_Brief_
State the number of lines in the records underneath where the word "icon" turns up, and say nothing else.

_Dataset extract_
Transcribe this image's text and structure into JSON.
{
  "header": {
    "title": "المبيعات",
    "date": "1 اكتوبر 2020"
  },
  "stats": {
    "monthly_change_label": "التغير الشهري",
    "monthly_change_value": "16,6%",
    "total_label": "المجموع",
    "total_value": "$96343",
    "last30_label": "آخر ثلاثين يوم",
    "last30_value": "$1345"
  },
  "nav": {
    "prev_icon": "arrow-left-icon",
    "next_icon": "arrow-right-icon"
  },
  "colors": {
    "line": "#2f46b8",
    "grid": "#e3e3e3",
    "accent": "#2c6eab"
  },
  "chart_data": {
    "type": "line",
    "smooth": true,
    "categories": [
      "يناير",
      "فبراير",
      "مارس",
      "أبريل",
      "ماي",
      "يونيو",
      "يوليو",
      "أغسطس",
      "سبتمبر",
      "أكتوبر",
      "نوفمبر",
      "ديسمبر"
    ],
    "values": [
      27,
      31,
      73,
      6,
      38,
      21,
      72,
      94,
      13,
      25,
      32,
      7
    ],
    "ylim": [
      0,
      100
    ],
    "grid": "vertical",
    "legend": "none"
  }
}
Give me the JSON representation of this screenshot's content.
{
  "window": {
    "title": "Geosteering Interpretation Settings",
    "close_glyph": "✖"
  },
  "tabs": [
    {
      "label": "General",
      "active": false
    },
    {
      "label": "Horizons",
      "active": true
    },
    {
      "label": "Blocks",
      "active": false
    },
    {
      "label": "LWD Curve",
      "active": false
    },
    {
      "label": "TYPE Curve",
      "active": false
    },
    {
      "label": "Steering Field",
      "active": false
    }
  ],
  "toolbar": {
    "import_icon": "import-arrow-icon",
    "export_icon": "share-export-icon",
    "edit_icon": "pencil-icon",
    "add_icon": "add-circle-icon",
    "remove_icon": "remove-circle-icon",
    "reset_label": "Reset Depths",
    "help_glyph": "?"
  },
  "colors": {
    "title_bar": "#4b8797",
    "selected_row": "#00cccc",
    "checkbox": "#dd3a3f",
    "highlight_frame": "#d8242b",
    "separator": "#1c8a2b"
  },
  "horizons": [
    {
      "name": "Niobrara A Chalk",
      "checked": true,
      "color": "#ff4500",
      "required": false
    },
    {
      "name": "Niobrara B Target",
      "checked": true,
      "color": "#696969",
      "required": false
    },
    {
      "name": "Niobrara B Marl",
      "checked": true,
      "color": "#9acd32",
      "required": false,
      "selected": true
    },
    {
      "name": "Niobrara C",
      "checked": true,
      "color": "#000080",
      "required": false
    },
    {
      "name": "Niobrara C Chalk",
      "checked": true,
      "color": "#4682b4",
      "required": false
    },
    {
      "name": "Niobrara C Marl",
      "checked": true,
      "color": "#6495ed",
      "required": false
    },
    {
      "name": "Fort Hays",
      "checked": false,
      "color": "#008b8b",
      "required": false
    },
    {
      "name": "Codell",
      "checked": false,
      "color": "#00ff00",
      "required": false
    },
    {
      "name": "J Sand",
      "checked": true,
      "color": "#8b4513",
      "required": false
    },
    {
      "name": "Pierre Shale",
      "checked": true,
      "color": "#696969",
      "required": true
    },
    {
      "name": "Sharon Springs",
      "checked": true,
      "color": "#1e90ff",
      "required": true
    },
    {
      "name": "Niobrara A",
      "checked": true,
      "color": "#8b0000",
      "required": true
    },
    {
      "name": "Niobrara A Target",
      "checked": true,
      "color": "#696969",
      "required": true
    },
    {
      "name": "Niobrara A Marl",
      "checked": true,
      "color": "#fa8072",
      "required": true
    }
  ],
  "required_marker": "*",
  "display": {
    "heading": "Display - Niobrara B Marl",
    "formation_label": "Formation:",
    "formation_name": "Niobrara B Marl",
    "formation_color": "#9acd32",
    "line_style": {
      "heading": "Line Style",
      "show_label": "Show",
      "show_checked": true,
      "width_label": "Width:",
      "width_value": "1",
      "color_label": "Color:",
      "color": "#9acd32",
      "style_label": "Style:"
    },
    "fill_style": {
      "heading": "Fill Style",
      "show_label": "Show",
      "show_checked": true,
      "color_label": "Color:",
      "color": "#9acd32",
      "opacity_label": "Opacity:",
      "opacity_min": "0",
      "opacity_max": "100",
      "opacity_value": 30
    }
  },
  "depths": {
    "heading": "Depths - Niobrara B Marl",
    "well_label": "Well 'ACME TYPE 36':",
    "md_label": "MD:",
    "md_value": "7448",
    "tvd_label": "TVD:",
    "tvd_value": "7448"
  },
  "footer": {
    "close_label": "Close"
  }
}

_Response to the task_
7